PROBLEM TO SOLVE
Find the lines in these entries that include the word "subtitle" and state how many there are, with no other words.

'''

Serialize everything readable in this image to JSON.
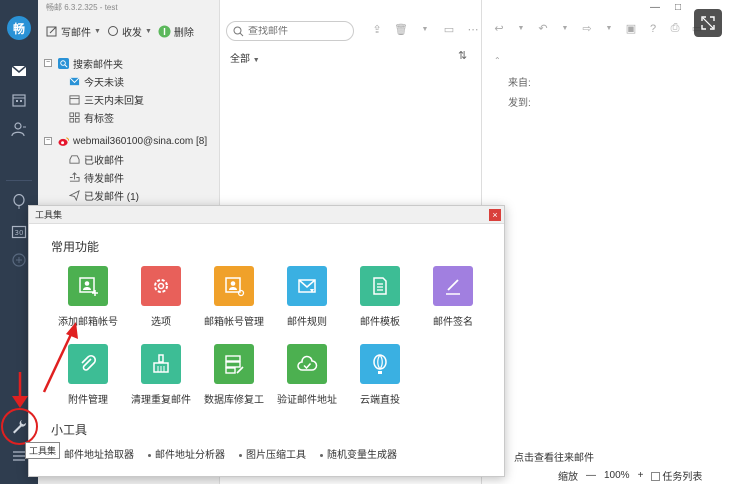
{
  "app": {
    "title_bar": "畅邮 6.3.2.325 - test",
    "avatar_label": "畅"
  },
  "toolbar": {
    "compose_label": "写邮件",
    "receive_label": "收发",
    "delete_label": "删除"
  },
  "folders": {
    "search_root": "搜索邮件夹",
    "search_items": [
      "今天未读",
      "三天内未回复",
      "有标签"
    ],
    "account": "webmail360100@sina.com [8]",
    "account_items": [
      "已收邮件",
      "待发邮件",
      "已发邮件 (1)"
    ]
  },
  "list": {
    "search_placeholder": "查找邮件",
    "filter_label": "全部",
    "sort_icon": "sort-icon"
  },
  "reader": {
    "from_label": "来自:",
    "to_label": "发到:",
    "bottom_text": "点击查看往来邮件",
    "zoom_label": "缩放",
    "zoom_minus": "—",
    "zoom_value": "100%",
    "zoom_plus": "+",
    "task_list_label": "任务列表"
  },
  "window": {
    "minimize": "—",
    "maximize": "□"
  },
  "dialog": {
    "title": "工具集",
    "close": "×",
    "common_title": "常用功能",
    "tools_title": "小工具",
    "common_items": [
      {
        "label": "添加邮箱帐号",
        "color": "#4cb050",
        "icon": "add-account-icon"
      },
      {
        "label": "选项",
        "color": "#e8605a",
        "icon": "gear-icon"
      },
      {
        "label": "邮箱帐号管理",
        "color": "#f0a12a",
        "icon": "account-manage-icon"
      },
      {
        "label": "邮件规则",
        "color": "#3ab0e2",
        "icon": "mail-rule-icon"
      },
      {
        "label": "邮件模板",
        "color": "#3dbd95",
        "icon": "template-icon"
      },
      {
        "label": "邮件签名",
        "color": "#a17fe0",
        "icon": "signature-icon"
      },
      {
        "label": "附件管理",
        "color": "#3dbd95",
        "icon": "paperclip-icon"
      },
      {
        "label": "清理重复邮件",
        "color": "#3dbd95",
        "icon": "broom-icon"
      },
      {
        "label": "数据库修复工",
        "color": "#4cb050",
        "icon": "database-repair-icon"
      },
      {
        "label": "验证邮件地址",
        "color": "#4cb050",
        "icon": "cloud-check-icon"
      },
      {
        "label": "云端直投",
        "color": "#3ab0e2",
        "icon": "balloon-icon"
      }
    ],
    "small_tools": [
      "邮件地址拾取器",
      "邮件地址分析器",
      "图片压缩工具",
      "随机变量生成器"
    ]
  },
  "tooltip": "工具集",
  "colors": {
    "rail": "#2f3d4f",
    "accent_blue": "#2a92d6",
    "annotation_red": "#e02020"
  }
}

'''
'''

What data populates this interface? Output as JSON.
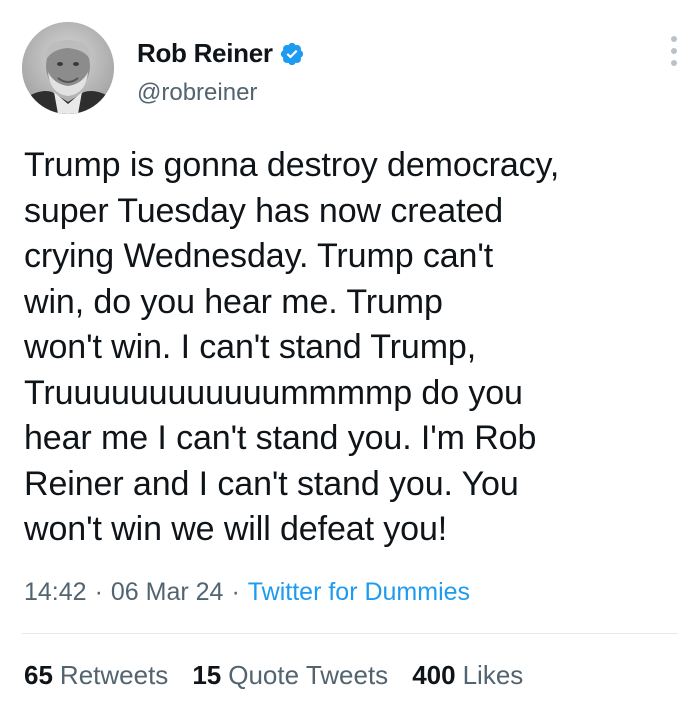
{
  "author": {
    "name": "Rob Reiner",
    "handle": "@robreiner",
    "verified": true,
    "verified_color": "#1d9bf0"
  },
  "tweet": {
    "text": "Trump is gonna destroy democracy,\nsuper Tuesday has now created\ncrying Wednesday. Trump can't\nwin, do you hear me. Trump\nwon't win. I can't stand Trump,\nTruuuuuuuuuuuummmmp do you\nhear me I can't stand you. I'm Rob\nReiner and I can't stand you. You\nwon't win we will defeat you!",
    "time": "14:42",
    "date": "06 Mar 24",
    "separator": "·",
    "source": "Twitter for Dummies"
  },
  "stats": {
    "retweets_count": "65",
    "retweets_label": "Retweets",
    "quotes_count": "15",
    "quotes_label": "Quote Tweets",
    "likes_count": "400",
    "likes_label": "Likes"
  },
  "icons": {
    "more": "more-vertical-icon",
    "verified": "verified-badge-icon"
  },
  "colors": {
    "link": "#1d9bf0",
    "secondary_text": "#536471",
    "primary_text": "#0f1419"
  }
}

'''
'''

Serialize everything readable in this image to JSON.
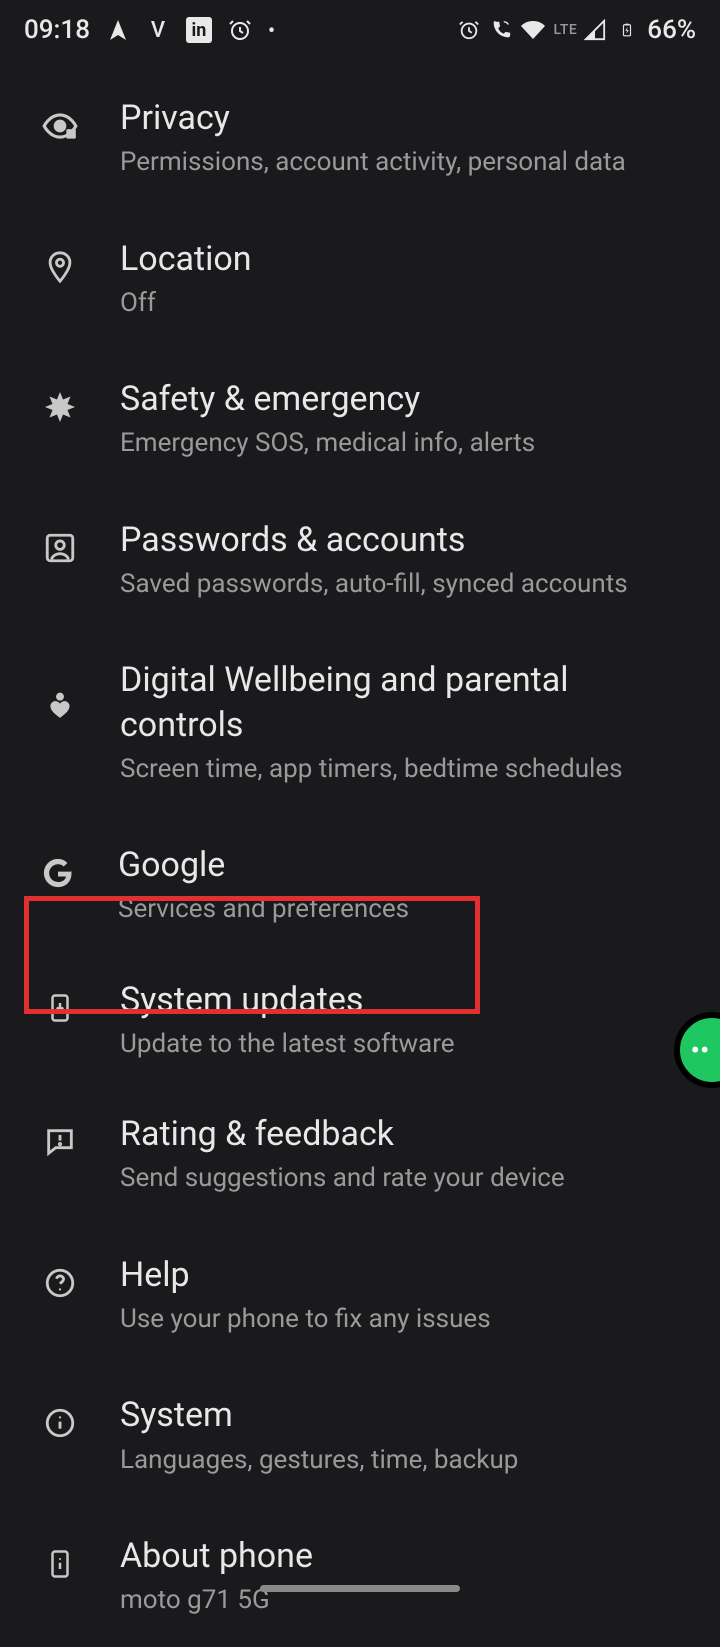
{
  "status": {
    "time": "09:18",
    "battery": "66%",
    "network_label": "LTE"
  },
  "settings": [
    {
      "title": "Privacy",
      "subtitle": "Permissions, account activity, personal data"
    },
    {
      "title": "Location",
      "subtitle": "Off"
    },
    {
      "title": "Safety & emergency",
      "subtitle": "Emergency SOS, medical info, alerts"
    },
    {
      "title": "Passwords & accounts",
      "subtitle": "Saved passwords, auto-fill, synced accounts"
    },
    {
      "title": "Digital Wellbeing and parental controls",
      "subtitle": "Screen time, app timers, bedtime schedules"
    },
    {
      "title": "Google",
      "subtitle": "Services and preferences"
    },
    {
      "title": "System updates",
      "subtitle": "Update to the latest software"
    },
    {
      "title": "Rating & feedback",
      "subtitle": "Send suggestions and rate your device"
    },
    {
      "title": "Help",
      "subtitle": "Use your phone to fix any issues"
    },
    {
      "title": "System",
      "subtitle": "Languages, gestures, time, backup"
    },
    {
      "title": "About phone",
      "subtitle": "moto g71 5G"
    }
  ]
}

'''

WRITTEN RESPONSE
11